We recently had a chat with Calgary based flamenco guitarist, Holly Blazina. Holly will be releasing her new album, Transcendencia on October 13, and we were pleased to get the chance to ask her a few questions via our newest segment of Five Questions With. Enjoy!
Care to introduce yourself to our readers?
Hi! I’m Holly Blazina, flamenco guitarist. I have no genetic roots in Spain and no gypsy blood that I know of. I’m the only one in my family who plays music, and my relatives joke that they wisely pooled all our musical genes into one person. Ever since I was a child, I’ve been fascinated by the guitar, but also by Spanish language & culture. I can honestly say that I wanted to play flamenco before I even knew what it was. It was like following a trail of breadcrumbs – I took up playing classical guitar because that was ‘almost it,’ and when I discovered Paco de Lucia’s work, it was like being in love. I started studying the flamenco guitar in earnest in 1996 and haven’t looked back since.

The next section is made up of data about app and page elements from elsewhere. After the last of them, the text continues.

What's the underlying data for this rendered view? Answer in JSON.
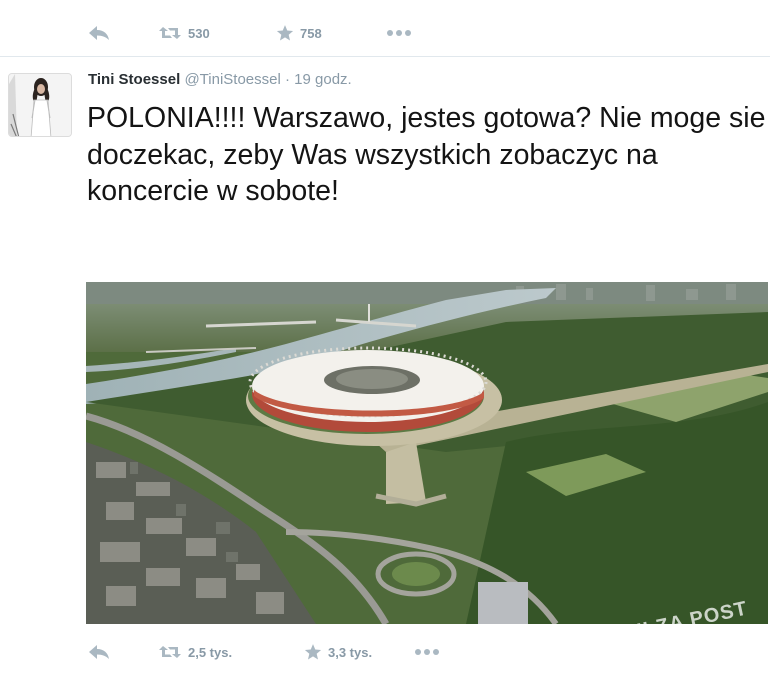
{
  "prev_tweet": {
    "actions": {
      "retweet_count": "530",
      "favorite_count": "758"
    }
  },
  "tweet": {
    "author_name": "Tini Stoessel",
    "author_handle": "@TiniStoessel",
    "separator": "·",
    "time": "19 godz.",
    "text": "POLONIA!!!! Warszawo, jestes gotowa? Nie moge sie doczekac, zeby Was wszystkich zobaczyc na koncercie w sobote!",
    "photo": {
      "watermark": "PLOTKI ZA POST"
    },
    "actions": {
      "retweet_count": "2,5 tys.",
      "favorite_count": "3,3 tys."
    }
  },
  "colors": {
    "action_gray": "#aab8c2",
    "count_gray": "#8899a6",
    "divider": "#e1e8ed",
    "text": "#141414"
  }
}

Tell us a bit about your music and writing style.
My music has its roots in the flamenco tradition. This is the style I’ve studied most extensively, but I’m also classically trained. I’m always open to other sounds I hear that I think can be integrated well into the flamenco style – which is a lot of things, given that flamenco itself is a melting pot of culture, tradition and sound. It’s been influenced by the music and culture of the Middle East, Andalusia, South America, even North American jazz and pop. I like the modern style especially, which maintains the punchy, aggressive way of playing, but includes lush harmonies that are relatively new to flamenco. I incorporate a lot of those elements into my playing, which explores the technical and expressive potential of the nylon string guitar to its full capacity.
Do you have any upcoming shows? For someone who has yet to see you live, how would you explain your live performance?
October 13th, @ The DJD Dance Centre in Calgary, AB
My live performance features almost entirely my own original music on flamenco guitar. This show includes Amir Amiri on santur (Persian dulcimer), Oliver Miguel on sax and percussion, Robin Tufts on percussion, flamenco vocalist Silvia Temis and my two favourite Calgary flamenco dancers, Francesca Canalizo and Maria Regnier.
If you were asked to suggest only one of your songs for someone to hear, which would it be?
“Transcendencia”, the title track. I wrote this piece for Amir Amiri to play with me on the album and started it just a couple of weeks before we went into the studio. It fully took shape during the rehearsals a couple of days before we recorded, when the full band came together for the first time.
Canadian Beats is all about Canadian music, so who are your current favourite Canadian bands/ artists?
I’m Jenna, and I am the founder and editor of Canadian Beats. I have had a strong love for Canadian music, which started many years ago. I have a passion for promoting these talented Canadian bands and artists, and that’s how Canadian Beats came to be. I am so proud of what it has become over the last few years, with many talented music lovers and writers coming together to spread the word of Canada’s music.